As well as taking part in daily actions, there are two scientific studies underway, funded by the Ministry of Business, Innovation and Employment. The studies are investigating what’s in the water along the Whau River.
Where these studies are happening
This map shows you where samples of sediment and water from streams feeding the Whau River are being taken for these studies.
At each of these sites the University of Auckland team are measuring the amounts of large litter and microplastic in the water and sediment from these streams.
They also measure the amount of litter on the land next to the streams, the shape and sediments in the streams and the type of land use around the streams.

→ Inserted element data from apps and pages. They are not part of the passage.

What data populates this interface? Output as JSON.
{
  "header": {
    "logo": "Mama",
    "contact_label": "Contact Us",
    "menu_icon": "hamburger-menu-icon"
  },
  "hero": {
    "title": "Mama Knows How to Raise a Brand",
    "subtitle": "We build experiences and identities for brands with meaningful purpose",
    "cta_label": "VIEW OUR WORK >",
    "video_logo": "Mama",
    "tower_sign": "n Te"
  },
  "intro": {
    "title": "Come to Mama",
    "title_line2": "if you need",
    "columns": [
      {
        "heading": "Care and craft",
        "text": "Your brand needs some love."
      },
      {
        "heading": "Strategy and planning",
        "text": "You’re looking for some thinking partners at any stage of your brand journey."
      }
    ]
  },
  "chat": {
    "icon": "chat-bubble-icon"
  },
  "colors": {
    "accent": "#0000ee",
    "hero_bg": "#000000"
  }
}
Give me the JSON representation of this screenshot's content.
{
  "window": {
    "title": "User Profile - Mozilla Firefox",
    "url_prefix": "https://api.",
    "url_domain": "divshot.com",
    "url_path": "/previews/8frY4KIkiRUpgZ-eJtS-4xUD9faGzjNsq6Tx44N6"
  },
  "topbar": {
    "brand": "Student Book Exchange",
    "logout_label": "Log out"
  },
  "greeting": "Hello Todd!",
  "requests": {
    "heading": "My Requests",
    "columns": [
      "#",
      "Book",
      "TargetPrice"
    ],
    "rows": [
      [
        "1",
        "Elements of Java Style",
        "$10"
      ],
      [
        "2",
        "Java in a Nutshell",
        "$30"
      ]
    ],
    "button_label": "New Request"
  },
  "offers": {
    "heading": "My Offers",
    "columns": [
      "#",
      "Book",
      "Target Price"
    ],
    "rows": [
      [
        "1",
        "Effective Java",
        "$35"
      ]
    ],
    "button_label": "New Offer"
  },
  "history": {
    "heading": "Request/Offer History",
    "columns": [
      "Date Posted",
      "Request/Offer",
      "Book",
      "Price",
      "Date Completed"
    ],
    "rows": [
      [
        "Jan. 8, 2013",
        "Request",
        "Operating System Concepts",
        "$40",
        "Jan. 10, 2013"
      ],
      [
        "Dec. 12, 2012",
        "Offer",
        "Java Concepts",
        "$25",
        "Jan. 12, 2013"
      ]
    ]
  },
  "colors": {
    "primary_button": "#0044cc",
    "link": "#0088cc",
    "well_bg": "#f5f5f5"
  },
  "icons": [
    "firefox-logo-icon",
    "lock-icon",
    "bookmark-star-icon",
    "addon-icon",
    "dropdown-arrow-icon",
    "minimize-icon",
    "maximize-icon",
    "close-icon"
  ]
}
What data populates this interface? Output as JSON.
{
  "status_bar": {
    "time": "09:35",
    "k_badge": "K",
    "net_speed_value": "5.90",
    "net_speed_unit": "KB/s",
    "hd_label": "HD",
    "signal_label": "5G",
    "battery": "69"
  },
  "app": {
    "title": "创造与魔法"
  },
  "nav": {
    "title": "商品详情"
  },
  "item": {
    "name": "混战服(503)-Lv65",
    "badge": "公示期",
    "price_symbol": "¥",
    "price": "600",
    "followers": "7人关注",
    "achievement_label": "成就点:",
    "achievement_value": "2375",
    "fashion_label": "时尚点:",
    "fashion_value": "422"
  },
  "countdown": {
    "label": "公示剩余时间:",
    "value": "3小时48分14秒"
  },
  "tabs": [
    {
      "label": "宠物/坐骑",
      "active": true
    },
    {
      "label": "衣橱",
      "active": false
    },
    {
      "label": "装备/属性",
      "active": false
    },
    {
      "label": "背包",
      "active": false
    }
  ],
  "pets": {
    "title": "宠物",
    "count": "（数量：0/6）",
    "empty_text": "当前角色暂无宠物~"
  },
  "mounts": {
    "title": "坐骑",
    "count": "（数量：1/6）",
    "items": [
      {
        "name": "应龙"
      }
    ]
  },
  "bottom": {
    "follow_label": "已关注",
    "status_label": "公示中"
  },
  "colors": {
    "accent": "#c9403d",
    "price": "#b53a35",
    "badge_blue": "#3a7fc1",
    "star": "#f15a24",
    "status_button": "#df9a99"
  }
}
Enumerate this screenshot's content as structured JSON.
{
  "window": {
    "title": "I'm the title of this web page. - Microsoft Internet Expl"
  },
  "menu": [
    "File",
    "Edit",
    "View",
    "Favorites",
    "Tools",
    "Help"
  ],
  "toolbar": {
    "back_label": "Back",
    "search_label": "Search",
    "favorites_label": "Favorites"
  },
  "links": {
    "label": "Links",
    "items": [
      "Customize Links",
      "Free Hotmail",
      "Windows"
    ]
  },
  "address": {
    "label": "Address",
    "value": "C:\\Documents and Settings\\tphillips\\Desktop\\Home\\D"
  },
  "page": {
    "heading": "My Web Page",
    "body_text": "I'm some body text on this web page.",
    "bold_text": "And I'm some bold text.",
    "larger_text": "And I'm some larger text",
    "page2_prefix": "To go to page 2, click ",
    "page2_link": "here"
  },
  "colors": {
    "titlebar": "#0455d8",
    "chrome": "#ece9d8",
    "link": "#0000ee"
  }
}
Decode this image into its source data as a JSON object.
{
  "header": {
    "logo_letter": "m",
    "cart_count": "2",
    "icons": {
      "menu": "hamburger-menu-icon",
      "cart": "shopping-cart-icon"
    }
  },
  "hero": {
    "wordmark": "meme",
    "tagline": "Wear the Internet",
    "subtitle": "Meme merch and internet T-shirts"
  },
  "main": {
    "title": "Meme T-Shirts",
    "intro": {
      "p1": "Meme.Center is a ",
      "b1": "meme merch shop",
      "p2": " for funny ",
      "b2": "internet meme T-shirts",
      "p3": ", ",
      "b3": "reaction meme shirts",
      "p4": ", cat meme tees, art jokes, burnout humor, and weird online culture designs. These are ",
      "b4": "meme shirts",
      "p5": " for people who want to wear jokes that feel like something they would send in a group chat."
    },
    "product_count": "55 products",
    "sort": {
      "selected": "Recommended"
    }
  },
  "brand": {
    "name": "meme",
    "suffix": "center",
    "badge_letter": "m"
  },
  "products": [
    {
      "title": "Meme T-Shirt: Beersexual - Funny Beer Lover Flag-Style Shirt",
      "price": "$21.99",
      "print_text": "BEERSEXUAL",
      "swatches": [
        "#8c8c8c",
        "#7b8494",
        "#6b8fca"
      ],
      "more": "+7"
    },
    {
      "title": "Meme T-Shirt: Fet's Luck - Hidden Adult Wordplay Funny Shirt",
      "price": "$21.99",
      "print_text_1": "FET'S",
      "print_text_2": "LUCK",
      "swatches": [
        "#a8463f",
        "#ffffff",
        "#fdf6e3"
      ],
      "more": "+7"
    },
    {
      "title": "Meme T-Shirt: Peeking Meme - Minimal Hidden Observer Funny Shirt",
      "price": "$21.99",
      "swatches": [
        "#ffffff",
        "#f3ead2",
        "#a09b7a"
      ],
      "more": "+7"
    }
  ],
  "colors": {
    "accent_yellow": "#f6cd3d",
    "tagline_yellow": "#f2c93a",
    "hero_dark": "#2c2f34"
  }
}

This information helps them understand how much pollution is in our streams and what factors may lead to larger amounts of litter and microplastic in some places.
Learn more here about research into the ecological effects of microplastics.
The Aotearoa Impacts and Mitigation of Microplastics (AIM2) study is a national research programme which is investigating the threat that microplastics pose to New Zealand’s ecosystems, animals and people.
Microplastics are pieces of plastic that are smaller than 5mm – this is about the same size as a pencil top eraser. Primary microplastics are those manufactured at this size for purpose, such as glitter or plastic used in production. Secondary microplastics are from larger plastic items, such as packaging or products, that break or fragment in the environment, creating microplastics.
You can learn more about the issue at Litter Intelligence, a long-term programme collecting litter data, to provide insights and inspire change in New Zealand.
The Emerging Organic Contaminants (EOC) study is investigating the effects of man-made chemicals in the environment. These chemicals come from common household products, personal care products, medicines and agrichemicals.
This study aims is to identify what EOCs are commonly found in waterways and what risk they pose to the health of ecosystems and our taonga species.
The research addresses whether EOCs can accumulate in and persist in the environment, and if so, what impact they have on natural ecosystems. Another important component of the project investigates whether EOCs play a role in the development of antimicrobial resistance, when bacteria, viruses, fungi and parasites change over time and no longer respond to available medicines.
Find out more about the Emerging Organic Contaminants study here.
Kia ora and thank you
Our partners in this project include Te Kawerau ā Maki, Auckland Council, University of Auckland, Cawthron Institute, ESR, Northcott Ltd, Scion, Para Kore, Massey University, Environmental Protection Agency and others.
Simple Steps to Healthier Awa is a recording of a webinar presented live on Sunday 27 March 2022, with presenters representing many of our Te Hau o Te Whau partners.
The scientists studying the effects of pollutants on the health of our waterways share what’s been learned so far and how those results can help shape actions we can take to tackle this issue. You can also learn about the historical and cultural signficance of the Whau River to local iwi Te Kawerau a Maki and hear about those working on or near the river and its tributaries to help restore it back to health.
Open the video in YouTube and click on ‘more’ in the video description to access time stamps, which will take you directly to specific sections of the webinar.
This two-part storytelling project is about ten local residents’ connection to their awa and their first experiences with wai/vai/water. Awa Stories launched with a photo exhibition in 2020, along Great North Road, in the middle of Avondale town centre. These portraits introduced each person and their awa story, with text in te reo Māori. The second part of the storytelling project is a series of short video interviews with the same people, from the home and on Te Whau itself.
grants for local nature projects
Planning a local environmental project in the Henderson-Massey, Maungakiekie-Tāmaki, Whau or Waitākere Ranges local board area? Your group could be eligible for a $500 grant. The Love Your Neighbourhood grant is available for environmental and volunteer-driven initiatives. Find out more about all our grants here.